Director: John Paul Raj, Sham Surya
Genre: Comedy Romance Sport
Duration: 2 hrs 19 mins
For much of its running time, Friendship feels like a checklist of movies set in a college. We get a scene involving raging, a fight between seniors and juniors, a celebration song inside the campus, a couple of classroom scenes where the professor is made fun of, a scene in a hostel of boys watching porn, a sporting event (here, it is a cricket match, which is a no-brainer given that Harbhajan Singh plays the lead), a bike ride, sentimental dialogues on friendship… you name it, and it is here! The principal players are a group of mechanical engineering students (a robotic Harbhajan, a typical Sathish and co) and the new girl, Anita (Losliya, overly expressive), who has joined their class.
Now, Anita is the kind of character who we get to see only in our films. She is that fearless newbie who tells her seniors that she expected them to rag her better, that great sport who doesn’t mind her picture being morphed and called a call girl, that person who makes friends with everyone, and that annoying character who is chirpier than a bird. Wait, if you think ‘loosu ponnu’, let’s tell you that she is way more than that. She is a loosu ponnu with cancer!
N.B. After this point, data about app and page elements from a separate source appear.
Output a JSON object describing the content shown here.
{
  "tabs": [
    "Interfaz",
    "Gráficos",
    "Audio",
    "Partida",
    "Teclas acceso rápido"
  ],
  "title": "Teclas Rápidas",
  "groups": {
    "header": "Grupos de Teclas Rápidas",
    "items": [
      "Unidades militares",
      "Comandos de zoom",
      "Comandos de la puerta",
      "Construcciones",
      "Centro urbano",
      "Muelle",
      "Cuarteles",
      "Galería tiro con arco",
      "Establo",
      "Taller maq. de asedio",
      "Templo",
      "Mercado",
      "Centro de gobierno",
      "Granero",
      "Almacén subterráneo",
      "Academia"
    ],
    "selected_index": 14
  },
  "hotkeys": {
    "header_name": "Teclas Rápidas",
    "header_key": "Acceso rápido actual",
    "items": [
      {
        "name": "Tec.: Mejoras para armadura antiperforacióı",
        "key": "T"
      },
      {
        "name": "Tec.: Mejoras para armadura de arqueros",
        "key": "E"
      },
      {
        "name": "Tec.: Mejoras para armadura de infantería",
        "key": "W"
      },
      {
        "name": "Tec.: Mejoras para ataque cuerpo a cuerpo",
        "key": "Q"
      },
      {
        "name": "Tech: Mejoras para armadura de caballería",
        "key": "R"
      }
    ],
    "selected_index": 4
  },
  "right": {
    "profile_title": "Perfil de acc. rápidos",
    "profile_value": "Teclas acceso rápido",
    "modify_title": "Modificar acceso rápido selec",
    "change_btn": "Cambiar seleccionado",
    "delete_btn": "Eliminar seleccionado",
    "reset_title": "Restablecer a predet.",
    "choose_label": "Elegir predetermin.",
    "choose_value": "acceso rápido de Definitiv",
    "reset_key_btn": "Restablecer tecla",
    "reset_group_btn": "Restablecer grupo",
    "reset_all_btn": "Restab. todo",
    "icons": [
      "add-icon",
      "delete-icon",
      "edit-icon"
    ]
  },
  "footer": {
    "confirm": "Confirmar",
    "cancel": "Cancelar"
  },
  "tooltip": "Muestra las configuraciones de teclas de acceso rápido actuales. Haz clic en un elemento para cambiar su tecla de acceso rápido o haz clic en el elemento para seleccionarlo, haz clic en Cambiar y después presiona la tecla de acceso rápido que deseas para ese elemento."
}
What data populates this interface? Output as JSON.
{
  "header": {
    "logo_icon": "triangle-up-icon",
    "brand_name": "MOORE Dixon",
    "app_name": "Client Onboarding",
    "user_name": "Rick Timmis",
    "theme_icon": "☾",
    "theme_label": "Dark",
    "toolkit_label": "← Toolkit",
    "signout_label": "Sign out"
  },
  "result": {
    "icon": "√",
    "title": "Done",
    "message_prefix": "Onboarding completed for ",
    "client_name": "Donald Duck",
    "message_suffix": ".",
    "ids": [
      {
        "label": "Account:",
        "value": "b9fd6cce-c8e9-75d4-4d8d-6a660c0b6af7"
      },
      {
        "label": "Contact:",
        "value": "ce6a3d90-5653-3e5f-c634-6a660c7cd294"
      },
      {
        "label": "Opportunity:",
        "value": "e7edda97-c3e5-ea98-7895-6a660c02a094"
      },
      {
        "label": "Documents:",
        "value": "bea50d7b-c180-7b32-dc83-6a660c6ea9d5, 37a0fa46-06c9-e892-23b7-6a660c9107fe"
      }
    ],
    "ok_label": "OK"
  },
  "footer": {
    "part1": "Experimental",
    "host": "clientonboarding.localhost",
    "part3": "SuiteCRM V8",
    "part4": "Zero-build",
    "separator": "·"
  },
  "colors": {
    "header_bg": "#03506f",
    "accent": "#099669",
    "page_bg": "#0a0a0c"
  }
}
And just when you think you might not be able to adequately feel sorry for her, she also ends up getting gang-raped and murdered!
And suddenly, from an ordinary campus drama, we are dropped into a middling courtroom drama involving innocent girls, lustful rich men (insert Pollachi sex scandal references), corrupt cops, crooked cops, arrogant politicians (the late Venkat Subha plays a minister) and amoral lawyers (an effective MS Bhaskar). We also have a lawyer/vigilante, played by Arjun, who is solid in the role, even though it is hard to shake off the irony of the #MeToo-accused actor arguing for the safety of women. In the end, we are told that “women are our responsibility” and shown a classroom that is in mourning. And we leave the theatre hardly being affected by neither the film, which is so generic, nor the performances, which are, at best, functional.